HH | 04 December 2013  

No we should not accept a lowering of standards by Australian companies for overseas operations,especially when it is the poor who are being exploited and have little or no say in their Government's decision.

Margaret Guy | 09 December 2013  

Dear HH, You are right to say that the Salvadoran Government should evacuate, or at least introduce policies to mitigate potential environmental calamities caused by an eruption of the San Salvador volcanoe. This is one of the issues that should be addressed in a national sustanablity plan for a country that, according to the UN, is one of the most vulnerable to climate change. Other issues to be addressed include the protections of our limited water resources, the recovery of our natural forest, and the implementation of a food sovereignty policy to ensure the health of the upcoming generations of Salvadoreans. I don't buy the notion that you take no sides on this issue, you know the company's line of argument too well. I agree with PacRim that a good segment of Salvadoran officials are corrupt, however the company was happy to rub their hands as long as they signed on to an EIA full of lies and deception.

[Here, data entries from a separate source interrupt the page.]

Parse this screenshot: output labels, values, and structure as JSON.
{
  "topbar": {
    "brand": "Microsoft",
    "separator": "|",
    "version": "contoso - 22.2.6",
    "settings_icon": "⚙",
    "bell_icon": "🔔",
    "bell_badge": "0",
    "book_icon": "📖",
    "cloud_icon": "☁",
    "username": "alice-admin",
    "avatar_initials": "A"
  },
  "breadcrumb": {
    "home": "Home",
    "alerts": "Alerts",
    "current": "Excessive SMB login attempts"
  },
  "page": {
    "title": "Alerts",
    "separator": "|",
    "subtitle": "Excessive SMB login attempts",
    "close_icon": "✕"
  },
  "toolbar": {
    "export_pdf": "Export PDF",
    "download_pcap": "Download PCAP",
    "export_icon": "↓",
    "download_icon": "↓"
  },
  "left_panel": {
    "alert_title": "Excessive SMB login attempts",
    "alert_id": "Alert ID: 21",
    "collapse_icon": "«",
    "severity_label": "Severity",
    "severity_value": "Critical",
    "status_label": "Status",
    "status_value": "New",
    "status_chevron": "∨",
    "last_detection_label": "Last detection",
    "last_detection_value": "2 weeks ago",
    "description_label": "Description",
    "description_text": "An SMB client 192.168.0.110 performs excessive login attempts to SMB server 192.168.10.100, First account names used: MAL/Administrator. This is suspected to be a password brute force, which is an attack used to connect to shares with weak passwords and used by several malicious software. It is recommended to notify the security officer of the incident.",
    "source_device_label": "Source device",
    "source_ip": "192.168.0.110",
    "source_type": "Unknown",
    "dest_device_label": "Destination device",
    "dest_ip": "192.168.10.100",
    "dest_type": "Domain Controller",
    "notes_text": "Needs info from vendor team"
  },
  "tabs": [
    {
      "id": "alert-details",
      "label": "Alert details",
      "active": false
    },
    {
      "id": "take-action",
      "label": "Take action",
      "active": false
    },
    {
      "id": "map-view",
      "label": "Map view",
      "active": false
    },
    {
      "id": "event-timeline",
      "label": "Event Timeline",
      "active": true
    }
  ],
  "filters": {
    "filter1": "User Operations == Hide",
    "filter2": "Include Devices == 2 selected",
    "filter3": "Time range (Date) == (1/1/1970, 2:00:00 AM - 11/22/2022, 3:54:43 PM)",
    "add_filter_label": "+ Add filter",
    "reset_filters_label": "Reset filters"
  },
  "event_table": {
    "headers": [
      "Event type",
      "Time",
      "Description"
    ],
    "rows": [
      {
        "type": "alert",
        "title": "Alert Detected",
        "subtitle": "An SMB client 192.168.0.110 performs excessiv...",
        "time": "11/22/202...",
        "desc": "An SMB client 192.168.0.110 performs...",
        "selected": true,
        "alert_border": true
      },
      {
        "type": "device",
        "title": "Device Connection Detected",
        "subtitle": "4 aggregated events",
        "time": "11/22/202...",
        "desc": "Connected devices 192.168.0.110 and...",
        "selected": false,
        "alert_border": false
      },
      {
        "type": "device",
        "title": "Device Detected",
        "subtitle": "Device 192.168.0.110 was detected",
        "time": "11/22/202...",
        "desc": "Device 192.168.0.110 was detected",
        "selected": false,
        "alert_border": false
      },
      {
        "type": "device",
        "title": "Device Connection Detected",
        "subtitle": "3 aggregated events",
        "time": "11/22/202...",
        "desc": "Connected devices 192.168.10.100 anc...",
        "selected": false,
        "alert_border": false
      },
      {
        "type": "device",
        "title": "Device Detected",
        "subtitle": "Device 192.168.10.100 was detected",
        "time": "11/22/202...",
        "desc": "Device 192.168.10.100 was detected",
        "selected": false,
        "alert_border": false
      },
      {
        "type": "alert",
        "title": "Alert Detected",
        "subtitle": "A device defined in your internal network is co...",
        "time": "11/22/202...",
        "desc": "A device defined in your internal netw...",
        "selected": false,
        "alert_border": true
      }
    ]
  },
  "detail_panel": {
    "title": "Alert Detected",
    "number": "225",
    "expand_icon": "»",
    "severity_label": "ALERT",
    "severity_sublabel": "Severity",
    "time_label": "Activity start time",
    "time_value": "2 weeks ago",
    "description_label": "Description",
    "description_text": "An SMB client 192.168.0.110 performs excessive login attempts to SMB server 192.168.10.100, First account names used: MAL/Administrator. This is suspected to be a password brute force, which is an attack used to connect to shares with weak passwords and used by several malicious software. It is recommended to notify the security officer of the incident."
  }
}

When a well organized national resistance to mining forced to government to implement a moratorioum, then PacRim cried wolf. What is irresponsible for share holders here is Oceana Gold's purchase of this doomed project. They will have to mine over the dead bodies of millions of Salvadorans who have said no to mining.

Juan Pueblo | 13 December 2013  

Thanks Juan. No, I'm not a shill for Pac Rim. I just use the internet to find what both sides of the argument have to say, rather than condemn one side unheard. PacRim's prospectus is there online for all to see, if they have an open mind. So just tell me where I'm wrong, rather than impute motives. I agree with Ian Fraser's well-founded concerns expressed above re. the dangers of tailings dams containing dangerous chemicals such as cyanide. But I note this mine was to be in operation for only 6 years and the associated tailings dam to be completely removed by PacRim after that. Is that window of risk worth the millions that would flow into the El Salvadorean economy were the mine to go ahead? It's a difficult question - and that's why I'm suspicious of ridiculously dogmatic assertions that no mining should ever occur in El Salvador again, which is what opponents of Pac Rim are saying. The fact that they're not jumping up and down about the endangered suburbs on the San Salvador volcano hints to me they are not really concerned (as you are) about the lives of El Salvadoreans, but about suppressing capitalism wherever they see it, whether or not it benefits the community.

HH | 13 December 2013  

Similar Articles

Spies like us

  • Bill Calcutt
  • 25 November 2013

The recent observation by a close Asian ally that 'spying on friends is amoral' belies an apparently growing gap between the illusion of civility and honesty and the reality of our suspicious relations with 'foreigners'. While the justification for the development of ubiquitous electronic surveillance capabilities is counter-terrorism, the greatest beneficiaries may be private business interests gaining a competitive advantage in a global free market.


JFK and the myth of American innocence

  • Ray Cassin
  • 22 November 2013

The assassination of John F. Kennedy 50 years ago elicited a particular quality of grief. It was not only a matter of mourning the violent death of a world leader who, at the time, was much admired. The notion also stuck that something called innocence had been lost because of what had happened in Dallas. That sense has withered under reassessments of Kennedy's character and record in office but it has never been extinguished entirely.